## Recorded information
⟨

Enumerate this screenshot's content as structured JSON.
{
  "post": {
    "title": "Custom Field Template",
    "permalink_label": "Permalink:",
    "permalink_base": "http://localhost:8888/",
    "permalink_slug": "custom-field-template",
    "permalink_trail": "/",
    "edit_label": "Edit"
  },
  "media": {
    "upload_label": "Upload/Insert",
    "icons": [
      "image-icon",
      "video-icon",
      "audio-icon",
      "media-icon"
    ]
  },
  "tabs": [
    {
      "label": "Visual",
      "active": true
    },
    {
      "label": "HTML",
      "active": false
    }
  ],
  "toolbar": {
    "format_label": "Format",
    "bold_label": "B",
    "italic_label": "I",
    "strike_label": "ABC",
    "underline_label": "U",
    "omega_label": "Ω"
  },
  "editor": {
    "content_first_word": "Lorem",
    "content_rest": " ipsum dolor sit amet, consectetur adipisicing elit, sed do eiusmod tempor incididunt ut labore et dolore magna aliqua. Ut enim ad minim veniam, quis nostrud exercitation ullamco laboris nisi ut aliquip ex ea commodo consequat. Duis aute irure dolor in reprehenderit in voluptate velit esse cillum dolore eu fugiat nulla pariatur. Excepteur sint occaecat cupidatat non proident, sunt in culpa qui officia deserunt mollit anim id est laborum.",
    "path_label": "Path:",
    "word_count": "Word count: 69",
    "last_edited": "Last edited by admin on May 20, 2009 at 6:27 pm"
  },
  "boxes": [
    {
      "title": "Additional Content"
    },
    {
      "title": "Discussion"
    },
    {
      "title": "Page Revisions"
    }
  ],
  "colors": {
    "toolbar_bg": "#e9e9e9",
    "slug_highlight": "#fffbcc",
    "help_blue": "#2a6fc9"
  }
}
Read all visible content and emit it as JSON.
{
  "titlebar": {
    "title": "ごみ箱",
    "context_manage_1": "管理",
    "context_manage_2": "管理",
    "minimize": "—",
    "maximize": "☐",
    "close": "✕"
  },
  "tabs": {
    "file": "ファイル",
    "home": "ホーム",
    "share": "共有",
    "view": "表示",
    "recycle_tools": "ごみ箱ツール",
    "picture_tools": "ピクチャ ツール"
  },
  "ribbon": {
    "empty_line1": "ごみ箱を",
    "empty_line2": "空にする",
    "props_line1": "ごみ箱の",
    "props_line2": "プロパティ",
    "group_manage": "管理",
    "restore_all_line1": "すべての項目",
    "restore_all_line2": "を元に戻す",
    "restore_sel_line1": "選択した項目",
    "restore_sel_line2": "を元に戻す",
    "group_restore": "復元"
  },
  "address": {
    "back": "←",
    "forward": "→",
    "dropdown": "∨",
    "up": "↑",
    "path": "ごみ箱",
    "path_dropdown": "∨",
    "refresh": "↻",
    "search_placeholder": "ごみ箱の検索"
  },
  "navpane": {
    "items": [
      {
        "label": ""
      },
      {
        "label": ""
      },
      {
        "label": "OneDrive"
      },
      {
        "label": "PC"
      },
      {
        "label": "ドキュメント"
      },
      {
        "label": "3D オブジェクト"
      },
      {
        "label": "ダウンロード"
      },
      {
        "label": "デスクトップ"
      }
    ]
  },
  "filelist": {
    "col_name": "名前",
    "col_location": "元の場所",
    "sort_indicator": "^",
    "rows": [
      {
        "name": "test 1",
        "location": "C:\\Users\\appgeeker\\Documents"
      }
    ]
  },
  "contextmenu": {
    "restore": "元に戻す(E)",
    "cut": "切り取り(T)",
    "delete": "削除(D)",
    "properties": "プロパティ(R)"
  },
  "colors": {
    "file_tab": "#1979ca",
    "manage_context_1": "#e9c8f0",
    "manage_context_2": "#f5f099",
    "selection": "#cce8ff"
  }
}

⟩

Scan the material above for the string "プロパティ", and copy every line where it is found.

    "props_line2": "プロパティ",
    "properties": "プロパティ(R)"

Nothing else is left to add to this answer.